Prompt
For the data below, tally how many lines contain "thik" and answer only with that tally.

Records contained in a dataset
------------------------------------------------
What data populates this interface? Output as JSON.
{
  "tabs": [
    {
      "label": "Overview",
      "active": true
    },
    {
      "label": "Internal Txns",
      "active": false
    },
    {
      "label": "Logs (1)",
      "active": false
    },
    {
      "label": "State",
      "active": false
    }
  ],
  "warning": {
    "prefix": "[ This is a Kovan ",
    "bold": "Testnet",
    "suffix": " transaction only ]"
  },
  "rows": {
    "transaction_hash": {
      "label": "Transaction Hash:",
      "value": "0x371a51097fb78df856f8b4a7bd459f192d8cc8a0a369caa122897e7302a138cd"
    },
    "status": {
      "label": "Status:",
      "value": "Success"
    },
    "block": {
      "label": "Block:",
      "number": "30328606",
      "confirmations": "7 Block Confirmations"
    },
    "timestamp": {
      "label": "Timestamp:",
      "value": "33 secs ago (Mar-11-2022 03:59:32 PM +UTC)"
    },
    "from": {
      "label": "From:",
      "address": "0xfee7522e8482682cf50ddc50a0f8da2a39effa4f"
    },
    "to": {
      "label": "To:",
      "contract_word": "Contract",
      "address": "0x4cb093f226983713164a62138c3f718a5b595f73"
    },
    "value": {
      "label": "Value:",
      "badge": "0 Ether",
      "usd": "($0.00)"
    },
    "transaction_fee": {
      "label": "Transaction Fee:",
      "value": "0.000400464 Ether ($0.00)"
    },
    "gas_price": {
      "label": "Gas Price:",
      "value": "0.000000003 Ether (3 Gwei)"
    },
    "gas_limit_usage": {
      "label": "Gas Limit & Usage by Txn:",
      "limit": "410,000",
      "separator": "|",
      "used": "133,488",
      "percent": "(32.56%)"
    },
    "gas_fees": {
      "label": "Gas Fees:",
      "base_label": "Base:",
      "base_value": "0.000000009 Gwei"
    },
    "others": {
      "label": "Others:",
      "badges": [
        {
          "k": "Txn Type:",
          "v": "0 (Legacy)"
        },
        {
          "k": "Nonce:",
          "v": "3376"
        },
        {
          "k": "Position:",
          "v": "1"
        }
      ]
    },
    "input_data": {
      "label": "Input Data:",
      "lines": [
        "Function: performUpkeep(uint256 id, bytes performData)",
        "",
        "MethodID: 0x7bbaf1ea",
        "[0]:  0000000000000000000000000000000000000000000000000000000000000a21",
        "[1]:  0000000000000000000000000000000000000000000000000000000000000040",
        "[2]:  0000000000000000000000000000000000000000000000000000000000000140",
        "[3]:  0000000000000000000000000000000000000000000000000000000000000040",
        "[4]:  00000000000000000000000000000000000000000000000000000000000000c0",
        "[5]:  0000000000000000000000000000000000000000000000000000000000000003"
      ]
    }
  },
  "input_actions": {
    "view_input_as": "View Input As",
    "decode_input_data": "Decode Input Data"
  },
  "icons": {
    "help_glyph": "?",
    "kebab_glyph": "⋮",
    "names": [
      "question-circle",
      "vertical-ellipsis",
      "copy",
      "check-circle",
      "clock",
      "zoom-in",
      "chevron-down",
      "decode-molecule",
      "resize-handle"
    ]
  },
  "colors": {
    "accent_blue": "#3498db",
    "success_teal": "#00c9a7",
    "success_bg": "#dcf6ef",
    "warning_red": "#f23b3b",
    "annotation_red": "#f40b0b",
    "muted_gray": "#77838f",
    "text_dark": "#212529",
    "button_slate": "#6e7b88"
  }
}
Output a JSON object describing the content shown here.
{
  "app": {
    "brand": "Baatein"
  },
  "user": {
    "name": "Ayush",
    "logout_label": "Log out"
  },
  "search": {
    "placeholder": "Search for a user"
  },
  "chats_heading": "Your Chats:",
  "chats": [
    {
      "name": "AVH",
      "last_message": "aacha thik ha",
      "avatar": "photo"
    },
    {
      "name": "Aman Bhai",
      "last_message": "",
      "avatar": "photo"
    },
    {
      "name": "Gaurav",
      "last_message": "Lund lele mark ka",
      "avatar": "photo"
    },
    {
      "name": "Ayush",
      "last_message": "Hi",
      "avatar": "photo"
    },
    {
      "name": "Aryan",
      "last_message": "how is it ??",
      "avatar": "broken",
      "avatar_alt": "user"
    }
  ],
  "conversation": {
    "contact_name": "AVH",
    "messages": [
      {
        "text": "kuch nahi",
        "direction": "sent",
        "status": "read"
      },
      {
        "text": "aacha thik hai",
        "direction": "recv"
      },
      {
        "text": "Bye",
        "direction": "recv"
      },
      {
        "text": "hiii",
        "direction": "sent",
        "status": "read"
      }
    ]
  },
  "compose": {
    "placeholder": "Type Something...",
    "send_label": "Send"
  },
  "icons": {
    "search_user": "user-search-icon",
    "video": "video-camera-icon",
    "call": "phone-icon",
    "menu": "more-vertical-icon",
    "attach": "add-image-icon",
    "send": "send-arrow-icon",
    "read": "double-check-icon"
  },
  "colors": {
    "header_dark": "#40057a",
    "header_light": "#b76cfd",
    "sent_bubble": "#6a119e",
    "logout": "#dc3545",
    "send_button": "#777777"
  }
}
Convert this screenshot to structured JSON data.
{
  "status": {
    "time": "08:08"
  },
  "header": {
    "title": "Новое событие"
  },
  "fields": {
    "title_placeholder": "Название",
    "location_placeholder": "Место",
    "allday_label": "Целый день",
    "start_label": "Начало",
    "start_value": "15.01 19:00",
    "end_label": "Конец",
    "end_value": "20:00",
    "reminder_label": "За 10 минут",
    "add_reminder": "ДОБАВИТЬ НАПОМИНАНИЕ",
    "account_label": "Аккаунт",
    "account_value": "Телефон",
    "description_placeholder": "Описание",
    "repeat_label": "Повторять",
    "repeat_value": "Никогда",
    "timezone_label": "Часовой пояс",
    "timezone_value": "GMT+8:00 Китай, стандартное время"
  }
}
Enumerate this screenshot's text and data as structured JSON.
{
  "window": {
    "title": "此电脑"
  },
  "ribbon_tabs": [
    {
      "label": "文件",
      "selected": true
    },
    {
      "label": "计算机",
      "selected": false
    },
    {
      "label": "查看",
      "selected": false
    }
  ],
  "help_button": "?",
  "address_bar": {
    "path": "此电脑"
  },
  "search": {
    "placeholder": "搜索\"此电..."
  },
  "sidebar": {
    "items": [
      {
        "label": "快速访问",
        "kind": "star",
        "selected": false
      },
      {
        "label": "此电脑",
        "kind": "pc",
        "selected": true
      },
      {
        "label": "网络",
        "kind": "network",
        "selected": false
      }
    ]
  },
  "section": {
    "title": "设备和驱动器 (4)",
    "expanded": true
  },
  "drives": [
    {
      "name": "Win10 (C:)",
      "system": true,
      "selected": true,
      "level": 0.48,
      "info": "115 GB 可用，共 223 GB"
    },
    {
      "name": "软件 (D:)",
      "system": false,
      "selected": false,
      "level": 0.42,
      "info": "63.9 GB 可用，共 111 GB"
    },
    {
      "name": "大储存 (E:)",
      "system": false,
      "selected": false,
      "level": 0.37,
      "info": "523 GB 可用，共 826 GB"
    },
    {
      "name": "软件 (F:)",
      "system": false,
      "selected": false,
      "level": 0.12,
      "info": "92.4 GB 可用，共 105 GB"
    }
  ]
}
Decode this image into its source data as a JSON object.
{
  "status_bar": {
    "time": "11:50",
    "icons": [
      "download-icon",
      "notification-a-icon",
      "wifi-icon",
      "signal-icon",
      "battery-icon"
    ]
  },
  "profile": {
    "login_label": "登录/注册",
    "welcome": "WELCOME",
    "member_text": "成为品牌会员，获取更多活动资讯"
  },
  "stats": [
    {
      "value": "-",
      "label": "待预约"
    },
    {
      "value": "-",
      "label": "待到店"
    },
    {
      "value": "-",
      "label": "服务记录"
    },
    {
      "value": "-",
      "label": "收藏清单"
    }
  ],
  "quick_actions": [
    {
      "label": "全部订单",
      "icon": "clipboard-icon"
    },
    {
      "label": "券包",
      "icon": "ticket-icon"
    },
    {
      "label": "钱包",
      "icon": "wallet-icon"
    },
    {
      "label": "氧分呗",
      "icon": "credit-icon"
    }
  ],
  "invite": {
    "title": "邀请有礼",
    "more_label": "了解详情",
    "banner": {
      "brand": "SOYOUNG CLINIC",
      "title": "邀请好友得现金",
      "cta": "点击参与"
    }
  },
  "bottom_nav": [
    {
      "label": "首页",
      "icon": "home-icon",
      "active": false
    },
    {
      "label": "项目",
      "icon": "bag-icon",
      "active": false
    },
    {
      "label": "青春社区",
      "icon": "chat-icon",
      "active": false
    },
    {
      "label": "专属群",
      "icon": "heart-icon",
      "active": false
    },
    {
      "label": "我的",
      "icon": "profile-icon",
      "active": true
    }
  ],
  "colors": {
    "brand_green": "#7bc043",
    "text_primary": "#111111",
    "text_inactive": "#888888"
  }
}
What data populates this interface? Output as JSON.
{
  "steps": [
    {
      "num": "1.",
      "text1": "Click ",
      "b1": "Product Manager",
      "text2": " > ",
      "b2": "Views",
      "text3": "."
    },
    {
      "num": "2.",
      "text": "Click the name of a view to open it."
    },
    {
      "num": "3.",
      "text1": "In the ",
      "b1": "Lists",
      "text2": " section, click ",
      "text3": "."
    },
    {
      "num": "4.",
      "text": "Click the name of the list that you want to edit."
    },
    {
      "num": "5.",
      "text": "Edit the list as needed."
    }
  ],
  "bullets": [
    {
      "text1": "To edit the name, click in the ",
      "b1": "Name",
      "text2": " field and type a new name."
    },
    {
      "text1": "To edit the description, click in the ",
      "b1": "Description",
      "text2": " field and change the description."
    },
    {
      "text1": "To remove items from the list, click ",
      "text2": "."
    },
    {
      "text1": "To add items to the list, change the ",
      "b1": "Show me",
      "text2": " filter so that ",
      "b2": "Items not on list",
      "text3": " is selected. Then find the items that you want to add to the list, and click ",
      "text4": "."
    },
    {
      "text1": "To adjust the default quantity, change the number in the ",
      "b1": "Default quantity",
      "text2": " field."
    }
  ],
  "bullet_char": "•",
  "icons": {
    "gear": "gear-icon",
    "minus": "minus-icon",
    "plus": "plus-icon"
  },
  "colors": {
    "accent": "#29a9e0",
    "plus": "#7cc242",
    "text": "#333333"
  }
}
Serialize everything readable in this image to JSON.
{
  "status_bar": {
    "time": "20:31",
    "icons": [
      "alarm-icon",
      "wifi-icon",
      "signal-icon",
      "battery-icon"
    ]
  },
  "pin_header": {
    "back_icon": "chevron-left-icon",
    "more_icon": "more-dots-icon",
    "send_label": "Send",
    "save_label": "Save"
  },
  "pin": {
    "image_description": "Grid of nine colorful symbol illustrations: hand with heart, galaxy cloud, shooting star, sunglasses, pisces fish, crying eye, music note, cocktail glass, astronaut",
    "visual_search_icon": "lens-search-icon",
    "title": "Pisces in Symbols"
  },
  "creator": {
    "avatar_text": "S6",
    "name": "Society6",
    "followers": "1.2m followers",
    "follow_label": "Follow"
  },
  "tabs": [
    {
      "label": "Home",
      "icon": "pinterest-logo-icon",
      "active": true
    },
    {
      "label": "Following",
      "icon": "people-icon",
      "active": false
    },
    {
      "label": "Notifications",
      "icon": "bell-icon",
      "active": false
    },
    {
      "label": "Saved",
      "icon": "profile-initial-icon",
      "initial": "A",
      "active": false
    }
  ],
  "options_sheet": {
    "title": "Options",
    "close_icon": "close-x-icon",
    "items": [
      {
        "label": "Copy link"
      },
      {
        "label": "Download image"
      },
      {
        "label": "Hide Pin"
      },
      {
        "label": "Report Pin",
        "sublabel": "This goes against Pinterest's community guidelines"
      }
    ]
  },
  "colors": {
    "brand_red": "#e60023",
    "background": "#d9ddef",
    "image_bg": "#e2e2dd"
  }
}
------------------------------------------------
Response to this exercise
2